After our brief discussion at the end of class, I found myself searching for recent news about obstetric violence, and came across this article in XXXX written on October 1st, 2014. It discusses how there are several cases of women speaking out because they were either forced into c-sections or received episiotomies without being asked. Shocking as it is that this would occur, it presents the idea of who are we really treating during birth. Is the focus the fetus—to make it out in the best condition possible—so the decision is made by the medical provider? Or is the focus the mother—to honor her preferences—and risk some fetal factors to satisfy her desires/needs for birth? Do we really have to choose?
I think many times when women give birth in the US, the relationship between provider and patient is established and decisions have already been clear in case things progressed to certain situations.
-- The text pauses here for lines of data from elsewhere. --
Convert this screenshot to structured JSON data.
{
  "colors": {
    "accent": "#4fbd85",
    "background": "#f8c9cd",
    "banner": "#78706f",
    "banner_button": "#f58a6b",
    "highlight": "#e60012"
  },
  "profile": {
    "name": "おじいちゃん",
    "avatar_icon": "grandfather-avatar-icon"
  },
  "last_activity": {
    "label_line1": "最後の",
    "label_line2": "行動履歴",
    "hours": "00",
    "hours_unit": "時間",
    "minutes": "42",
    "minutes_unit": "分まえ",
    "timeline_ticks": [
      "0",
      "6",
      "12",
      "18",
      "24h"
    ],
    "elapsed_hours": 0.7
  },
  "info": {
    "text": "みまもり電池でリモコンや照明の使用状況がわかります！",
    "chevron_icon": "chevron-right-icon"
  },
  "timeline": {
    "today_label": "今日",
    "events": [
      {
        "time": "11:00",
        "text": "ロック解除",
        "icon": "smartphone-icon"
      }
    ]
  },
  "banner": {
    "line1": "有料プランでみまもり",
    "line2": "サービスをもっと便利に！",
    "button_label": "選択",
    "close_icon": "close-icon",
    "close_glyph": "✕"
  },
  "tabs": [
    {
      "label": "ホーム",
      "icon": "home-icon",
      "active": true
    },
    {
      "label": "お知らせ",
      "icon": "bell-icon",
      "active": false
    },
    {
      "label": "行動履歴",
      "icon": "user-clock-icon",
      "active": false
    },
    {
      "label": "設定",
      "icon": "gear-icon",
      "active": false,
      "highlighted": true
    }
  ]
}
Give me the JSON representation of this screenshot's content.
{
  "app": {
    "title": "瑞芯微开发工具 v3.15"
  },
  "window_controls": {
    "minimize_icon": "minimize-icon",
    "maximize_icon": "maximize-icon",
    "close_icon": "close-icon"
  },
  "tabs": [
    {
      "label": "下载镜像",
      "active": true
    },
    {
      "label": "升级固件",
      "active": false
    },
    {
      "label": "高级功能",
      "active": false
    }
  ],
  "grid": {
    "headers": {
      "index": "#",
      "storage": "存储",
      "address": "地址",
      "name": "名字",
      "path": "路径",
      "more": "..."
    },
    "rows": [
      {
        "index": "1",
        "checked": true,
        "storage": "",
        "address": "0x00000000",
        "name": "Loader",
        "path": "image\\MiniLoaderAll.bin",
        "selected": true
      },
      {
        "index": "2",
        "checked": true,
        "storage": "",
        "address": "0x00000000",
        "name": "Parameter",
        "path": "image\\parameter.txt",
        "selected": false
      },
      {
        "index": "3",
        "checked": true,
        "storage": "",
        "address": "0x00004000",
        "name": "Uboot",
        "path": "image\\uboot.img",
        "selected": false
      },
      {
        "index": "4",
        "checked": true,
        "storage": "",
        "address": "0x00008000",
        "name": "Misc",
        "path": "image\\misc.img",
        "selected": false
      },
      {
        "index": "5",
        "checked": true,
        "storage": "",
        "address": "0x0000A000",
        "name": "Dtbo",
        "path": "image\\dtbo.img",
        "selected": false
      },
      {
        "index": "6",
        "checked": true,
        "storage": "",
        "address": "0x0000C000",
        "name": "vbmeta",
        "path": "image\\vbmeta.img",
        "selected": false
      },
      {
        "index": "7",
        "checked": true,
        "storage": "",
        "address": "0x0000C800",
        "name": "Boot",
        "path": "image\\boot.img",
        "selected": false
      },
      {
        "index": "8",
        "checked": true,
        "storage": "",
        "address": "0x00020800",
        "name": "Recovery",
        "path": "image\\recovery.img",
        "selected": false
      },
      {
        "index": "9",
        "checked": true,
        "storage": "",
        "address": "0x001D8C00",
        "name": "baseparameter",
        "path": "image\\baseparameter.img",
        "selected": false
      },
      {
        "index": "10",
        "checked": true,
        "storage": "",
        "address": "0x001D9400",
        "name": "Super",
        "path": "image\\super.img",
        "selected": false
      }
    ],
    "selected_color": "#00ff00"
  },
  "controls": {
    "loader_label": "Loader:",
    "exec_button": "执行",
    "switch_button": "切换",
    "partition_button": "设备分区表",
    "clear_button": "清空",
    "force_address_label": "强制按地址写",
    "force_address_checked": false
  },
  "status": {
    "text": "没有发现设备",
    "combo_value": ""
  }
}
But what if they have not? It is my understanding that it is the provider’s responsibility to ensure a healthy state for both parties. What if their lives aren’t at risk, but some things would just “make it easier?” Who do you make it “easier” for?
The article also refers to an Australian organization Birthtalk, which describes traumatic birth as, “A birth that you can’t let alone. It stays with you…It might not look ‘that bad’ to an outsider. It might not look ‘that bad’ to your partner…It could have been a caesarean or a natural birth. It might have taken 30 hours or 3 hours. A bad birth is defined by the way you feel not just the events that occurred.” How do you set standards and give suggestions for this situation if birth is not to be based on any one person’s interpretation of an already very difficult process? Is this the approach to have? One could argue….isn’t the mother healthy and leaving with a happy, healthy baby?
I also was interested to keep the discussion going about culture and how one’s understanding of their own culture might affect their perception of other cultures. The article mentioned above continues “our cultural view of pregnancy and birth, it seems, stems from a patriarchal attitude that feminism seeks to dismantle: that women must be submissive, passive, and let the experts who know better do the work.”
So where do we go from here? How do we advocate for women in their birthing experience, but empower them to trust the medical team?
Lock, K. (2014, October). We Need to Talk About Obstetric Violence. Daily Life. Retrieved from http://www.dailylife.com.au/news-and-views/dl-opinion/we-need-to-talk-about-obstetric-violence-20140930-3gydt.html